Items from a dataset:
====

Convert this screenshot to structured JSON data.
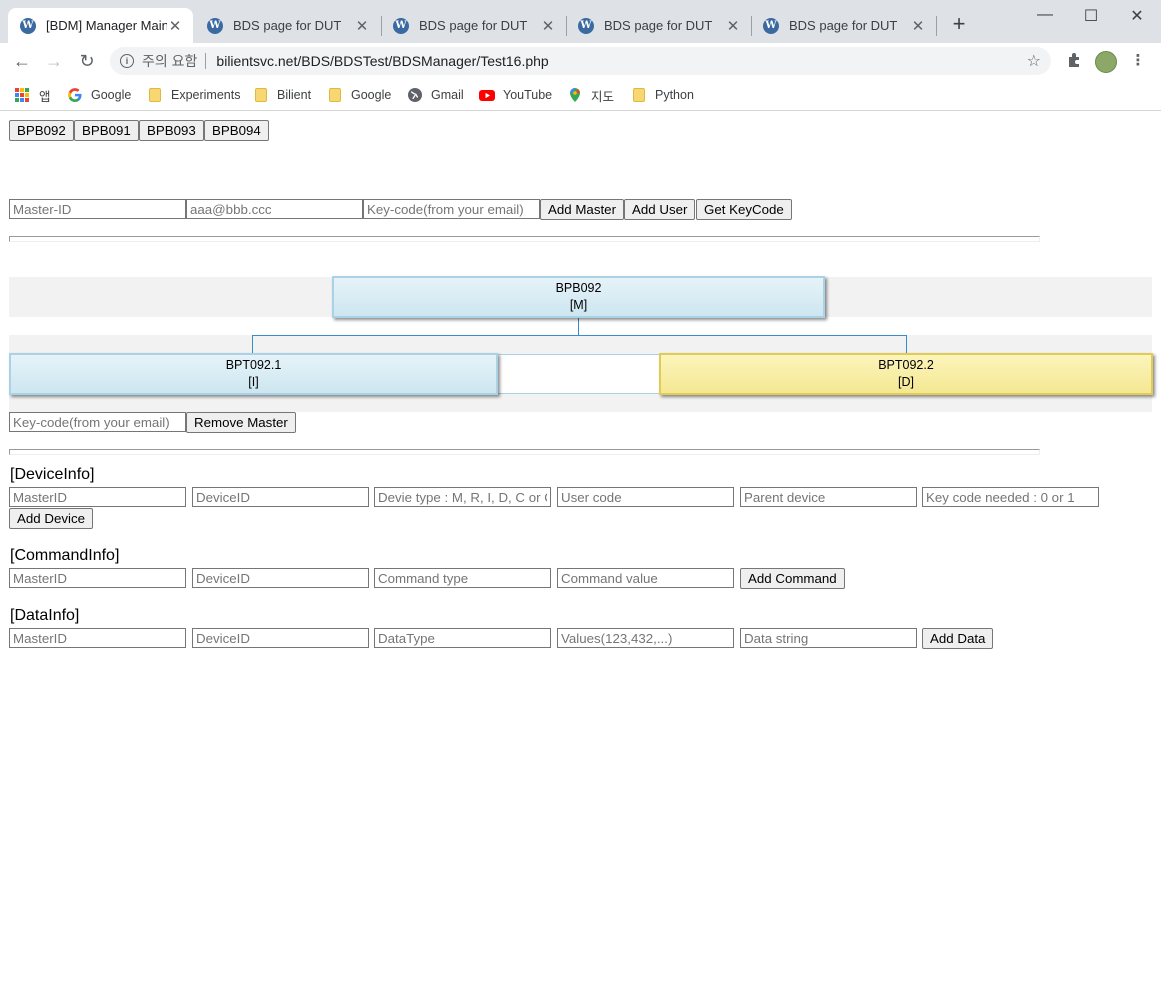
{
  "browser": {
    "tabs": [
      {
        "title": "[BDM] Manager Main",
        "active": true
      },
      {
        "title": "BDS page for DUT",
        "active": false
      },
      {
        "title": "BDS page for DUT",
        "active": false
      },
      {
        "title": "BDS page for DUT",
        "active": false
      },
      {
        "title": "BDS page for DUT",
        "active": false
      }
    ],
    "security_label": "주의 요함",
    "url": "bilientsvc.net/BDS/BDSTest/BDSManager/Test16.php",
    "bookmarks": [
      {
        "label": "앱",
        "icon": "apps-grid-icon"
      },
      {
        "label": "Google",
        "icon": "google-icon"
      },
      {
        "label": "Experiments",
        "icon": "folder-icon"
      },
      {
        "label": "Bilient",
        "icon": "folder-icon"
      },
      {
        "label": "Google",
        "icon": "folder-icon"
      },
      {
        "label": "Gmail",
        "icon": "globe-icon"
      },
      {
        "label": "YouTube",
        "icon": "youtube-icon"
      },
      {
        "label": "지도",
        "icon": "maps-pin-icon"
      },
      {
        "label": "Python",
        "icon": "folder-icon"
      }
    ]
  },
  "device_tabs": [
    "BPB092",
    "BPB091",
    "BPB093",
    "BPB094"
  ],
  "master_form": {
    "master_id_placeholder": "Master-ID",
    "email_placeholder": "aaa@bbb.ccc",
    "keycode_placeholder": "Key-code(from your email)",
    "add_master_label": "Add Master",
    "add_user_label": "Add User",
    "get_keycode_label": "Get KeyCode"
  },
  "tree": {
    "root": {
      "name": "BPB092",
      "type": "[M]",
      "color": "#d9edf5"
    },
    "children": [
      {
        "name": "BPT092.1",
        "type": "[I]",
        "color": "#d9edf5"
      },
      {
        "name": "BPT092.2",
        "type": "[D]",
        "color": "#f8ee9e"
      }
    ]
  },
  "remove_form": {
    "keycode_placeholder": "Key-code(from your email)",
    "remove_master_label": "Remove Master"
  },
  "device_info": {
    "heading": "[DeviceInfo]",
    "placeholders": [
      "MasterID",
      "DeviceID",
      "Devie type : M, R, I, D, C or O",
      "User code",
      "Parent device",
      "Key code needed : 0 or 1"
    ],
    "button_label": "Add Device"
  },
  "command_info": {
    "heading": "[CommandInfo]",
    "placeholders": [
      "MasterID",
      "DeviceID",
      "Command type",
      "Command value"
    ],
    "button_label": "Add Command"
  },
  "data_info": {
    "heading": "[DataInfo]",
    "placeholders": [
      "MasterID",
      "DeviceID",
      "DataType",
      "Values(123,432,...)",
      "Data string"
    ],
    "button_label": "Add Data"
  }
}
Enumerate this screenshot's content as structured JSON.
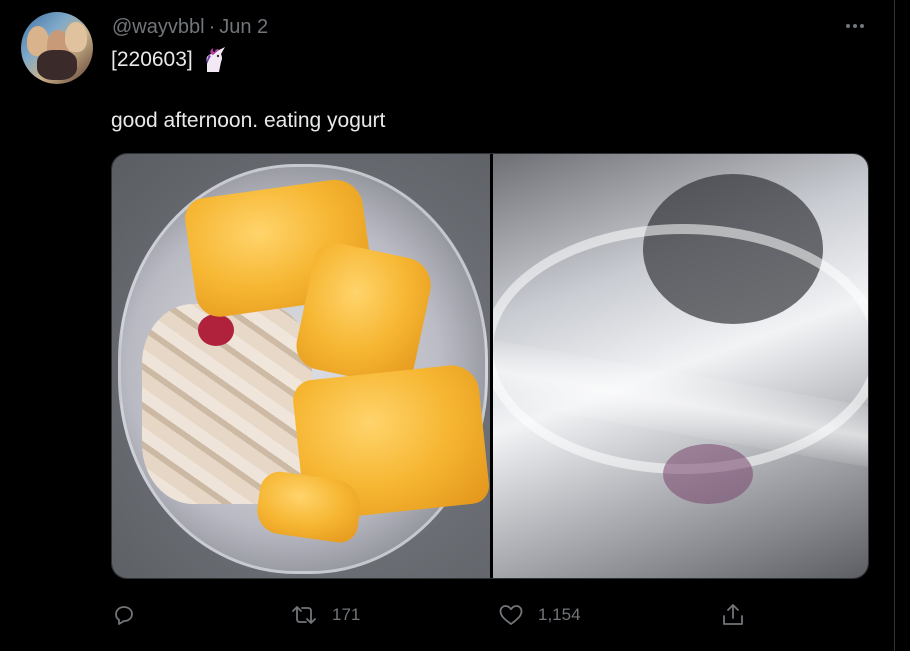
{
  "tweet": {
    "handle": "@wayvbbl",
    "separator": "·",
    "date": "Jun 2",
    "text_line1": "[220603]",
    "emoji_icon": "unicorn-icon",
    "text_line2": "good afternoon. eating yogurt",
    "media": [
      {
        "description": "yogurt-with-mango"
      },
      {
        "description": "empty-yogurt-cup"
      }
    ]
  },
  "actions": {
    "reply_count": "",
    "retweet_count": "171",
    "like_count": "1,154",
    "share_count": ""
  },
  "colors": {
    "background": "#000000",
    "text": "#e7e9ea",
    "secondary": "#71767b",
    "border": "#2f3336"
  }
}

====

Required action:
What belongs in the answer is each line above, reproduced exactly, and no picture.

Output of the exercise:
Convert this screenshot to structured JSON data.
{
  "browser": {
    "tabs": [
      {
        "title": "[BDM] Manager Main",
        "active": true
      },
      {
        "title": "BDS page for DUT",
        "active": false
      },
      {
        "title": "BDS page for DUT",
        "active": false
      },
      {
        "title": "BDS page for DUT",
        "active": false
      },
      {
        "title": "BDS page for DUT",
        "active": false
      }
    ],
    "security_label": "주의 요함",
    "url": "bilientsvc.net/BDS/BDSTest/BDSManager/Test16.php",
    "bookmarks": [
      {
        "label": "앱",
        "icon": "apps-grid-icon"
      },
      {
        "label": "Google",
        "icon": "google-icon"
      },
      {
        "label": "Experiments",
        "icon": "folder-icon"
      },
      {
        "label": "Bilient",
        "icon": "folder-icon"
      },
      {
        "label": "Google",
        "icon": "folder-icon"
      },
      {
        "label": "Gmail",
        "icon": "globe-icon"
      },
      {
        "label": "YouTube",
        "icon": "youtube-icon"
      },
      {
        "label": "지도",
        "icon": "maps-pin-icon"
      },
      {
        "label": "Python",
        "icon": "folder-icon"
      }
    ]
  },
  "device_tabs": [
    "BPB092",
    "BPB091",
    "BPB093",
    "BPB094"
  ],
  "master_form": {
    "master_id_placeholder": "Master-ID",
    "email_placeholder": "aaa@bbb.ccc",
    "keycode_placeholder": "Key-code(from your email)",
    "add_master_label": "Add Master",
    "add_user_label": "Add User",
    "get_keycode_label": "Get KeyCode"
  },
  "tree": {
    "root": {
      "name": "BPB092",
      "type": "[M]",
      "color": "#d9edf5"
    },
    "children": [
      {
        "name": "BPT092.1",
        "type": "[I]",
        "color": "#d9edf5"
      },
      {
        "name": "BPT092.2",
        "type": "[D]",
        "color": "#f8ee9e"
      }
    ]
  },
  "remove_form": {
    "keycode_placeholder": "Key-code(from your email)",
    "remove_master_label": "Remove Master"
  },
  "device_info": {
    "heading": "[DeviceInfo]",
    "placeholders": [
      "MasterID",
      "DeviceID",
      "Devie type : M, R, I, D, C or O",
      "User code",
      "Parent device",
      "Key code needed : 0 or 1"
    ],
    "button_label": "Add Device"
  },
  "command_info": {
    "heading": "[CommandInfo]",
    "placeholders": [
      "MasterID",
      "DeviceID",
      "Command type",
      "Command value"
    ],
    "button_label": "Add Command"
  },
  "data_info": {
    "heading": "[DataInfo]",
    "placeholders": [
      "MasterID",
      "DeviceID",
      "DataType",
      "Values(123,432,...)",
      "Data string"
    ],
    "button_label": "Add Data"
  }
}
Enumerate this screenshot's content as structured JSON.
{
  "tweet": {
    "handle": "@wayvbbl",
    "separator": "·",
    "date": "Jun 2",
    "text_line1": "[220603]",
    "emoji_icon": "unicorn-icon",
    "text_line2": "good afternoon. eating yogurt",
    "media": [
      {
        "description": "yogurt-with-mango"
      },
      {
        "description": "empty-yogurt-cup"
      }
    ]
  },
  "actions": {
    "reply_count": "",
    "retweet_count": "171",
    "like_count": "1,154",
    "share_count": ""
  },
  "colors": {
    "background": "#000000",
    "text": "#e7e9ea",
    "secondary": "#71767b",
    "border": "#2f3336"
  }
}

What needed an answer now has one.